### Exercise description
If a line in the records below contains the word "title", copy it.

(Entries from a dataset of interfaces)
◆ ◆ ◆ ◆ ◆ ◆ ◆
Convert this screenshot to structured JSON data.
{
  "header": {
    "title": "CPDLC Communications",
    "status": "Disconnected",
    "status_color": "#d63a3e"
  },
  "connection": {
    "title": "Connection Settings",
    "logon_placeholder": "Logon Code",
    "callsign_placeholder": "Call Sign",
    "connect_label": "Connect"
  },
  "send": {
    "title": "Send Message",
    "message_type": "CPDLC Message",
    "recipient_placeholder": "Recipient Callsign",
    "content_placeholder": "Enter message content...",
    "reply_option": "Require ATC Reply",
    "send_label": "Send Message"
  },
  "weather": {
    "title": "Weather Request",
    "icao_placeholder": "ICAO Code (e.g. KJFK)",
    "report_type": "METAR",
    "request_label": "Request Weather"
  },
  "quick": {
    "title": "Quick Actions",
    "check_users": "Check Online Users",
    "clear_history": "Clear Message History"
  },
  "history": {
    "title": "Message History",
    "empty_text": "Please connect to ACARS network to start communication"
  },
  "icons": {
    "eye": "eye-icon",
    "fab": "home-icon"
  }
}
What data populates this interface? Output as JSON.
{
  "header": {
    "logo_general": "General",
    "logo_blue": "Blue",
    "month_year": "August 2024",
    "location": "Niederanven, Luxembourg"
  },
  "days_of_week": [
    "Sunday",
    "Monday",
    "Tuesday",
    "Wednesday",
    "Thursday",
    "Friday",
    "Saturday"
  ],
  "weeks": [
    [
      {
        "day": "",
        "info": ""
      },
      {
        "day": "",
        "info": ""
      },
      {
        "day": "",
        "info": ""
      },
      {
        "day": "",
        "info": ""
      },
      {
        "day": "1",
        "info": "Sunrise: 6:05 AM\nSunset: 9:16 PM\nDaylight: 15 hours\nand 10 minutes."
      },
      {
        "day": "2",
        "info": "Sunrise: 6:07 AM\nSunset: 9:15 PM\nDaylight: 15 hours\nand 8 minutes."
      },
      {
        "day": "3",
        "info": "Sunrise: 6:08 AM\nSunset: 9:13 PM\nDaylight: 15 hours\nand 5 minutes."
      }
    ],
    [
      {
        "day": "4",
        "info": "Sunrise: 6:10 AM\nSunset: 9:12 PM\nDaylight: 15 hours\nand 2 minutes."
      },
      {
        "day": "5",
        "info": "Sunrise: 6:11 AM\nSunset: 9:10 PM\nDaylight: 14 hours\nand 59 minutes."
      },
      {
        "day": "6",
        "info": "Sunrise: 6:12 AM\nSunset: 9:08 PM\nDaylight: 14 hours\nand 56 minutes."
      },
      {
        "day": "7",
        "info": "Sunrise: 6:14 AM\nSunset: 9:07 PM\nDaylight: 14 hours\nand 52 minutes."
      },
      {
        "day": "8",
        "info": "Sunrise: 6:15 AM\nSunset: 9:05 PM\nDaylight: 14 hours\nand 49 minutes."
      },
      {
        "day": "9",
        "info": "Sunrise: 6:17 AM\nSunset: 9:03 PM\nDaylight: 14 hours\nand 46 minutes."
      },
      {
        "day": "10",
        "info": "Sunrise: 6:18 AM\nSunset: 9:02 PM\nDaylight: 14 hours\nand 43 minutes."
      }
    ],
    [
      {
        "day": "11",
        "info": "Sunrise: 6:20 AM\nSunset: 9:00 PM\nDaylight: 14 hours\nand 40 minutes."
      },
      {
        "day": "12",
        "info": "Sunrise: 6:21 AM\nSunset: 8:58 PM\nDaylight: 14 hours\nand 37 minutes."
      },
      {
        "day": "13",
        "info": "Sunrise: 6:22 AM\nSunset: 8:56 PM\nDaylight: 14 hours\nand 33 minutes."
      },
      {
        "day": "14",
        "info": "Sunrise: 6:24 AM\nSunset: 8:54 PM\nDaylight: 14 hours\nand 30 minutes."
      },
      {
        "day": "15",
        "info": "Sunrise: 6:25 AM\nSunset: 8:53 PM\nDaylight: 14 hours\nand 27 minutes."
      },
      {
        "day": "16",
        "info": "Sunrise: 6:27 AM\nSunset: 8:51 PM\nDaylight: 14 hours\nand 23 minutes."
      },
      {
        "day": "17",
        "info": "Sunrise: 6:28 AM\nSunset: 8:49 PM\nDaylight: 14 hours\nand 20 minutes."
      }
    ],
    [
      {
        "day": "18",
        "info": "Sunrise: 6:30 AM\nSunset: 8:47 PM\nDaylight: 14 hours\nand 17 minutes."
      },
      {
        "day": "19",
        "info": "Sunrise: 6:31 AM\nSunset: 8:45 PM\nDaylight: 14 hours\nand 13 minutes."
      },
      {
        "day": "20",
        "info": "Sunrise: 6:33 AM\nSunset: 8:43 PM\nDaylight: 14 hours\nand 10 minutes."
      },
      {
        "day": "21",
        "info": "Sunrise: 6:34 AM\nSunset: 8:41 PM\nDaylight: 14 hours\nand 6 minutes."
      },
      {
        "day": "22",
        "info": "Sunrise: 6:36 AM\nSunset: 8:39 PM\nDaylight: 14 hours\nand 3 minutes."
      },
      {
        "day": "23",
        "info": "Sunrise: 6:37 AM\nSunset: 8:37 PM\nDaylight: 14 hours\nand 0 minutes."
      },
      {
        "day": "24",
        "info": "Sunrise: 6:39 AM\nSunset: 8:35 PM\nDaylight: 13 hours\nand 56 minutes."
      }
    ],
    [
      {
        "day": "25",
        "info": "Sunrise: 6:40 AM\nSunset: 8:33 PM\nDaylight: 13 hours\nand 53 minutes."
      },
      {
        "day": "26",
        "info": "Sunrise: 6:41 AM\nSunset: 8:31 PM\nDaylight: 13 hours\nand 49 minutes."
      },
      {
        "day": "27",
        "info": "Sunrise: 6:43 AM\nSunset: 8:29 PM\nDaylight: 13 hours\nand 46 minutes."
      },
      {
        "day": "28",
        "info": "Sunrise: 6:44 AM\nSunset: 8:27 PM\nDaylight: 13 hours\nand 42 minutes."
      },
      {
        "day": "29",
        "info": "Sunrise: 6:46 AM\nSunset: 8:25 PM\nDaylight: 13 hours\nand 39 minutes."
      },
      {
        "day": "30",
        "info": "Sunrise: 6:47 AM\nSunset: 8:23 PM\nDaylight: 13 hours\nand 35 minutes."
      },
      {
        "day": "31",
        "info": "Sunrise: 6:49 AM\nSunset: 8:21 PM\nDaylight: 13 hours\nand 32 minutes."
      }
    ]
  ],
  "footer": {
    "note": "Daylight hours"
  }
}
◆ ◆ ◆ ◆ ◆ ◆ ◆
### Solution to the problem
    "title": "CPDLC Communications",
    "title": "Connection Settings",
    "title": "Send Message",
    "title": "Weather Request",
    "title": "Quick Actions",
    "title": "Message History",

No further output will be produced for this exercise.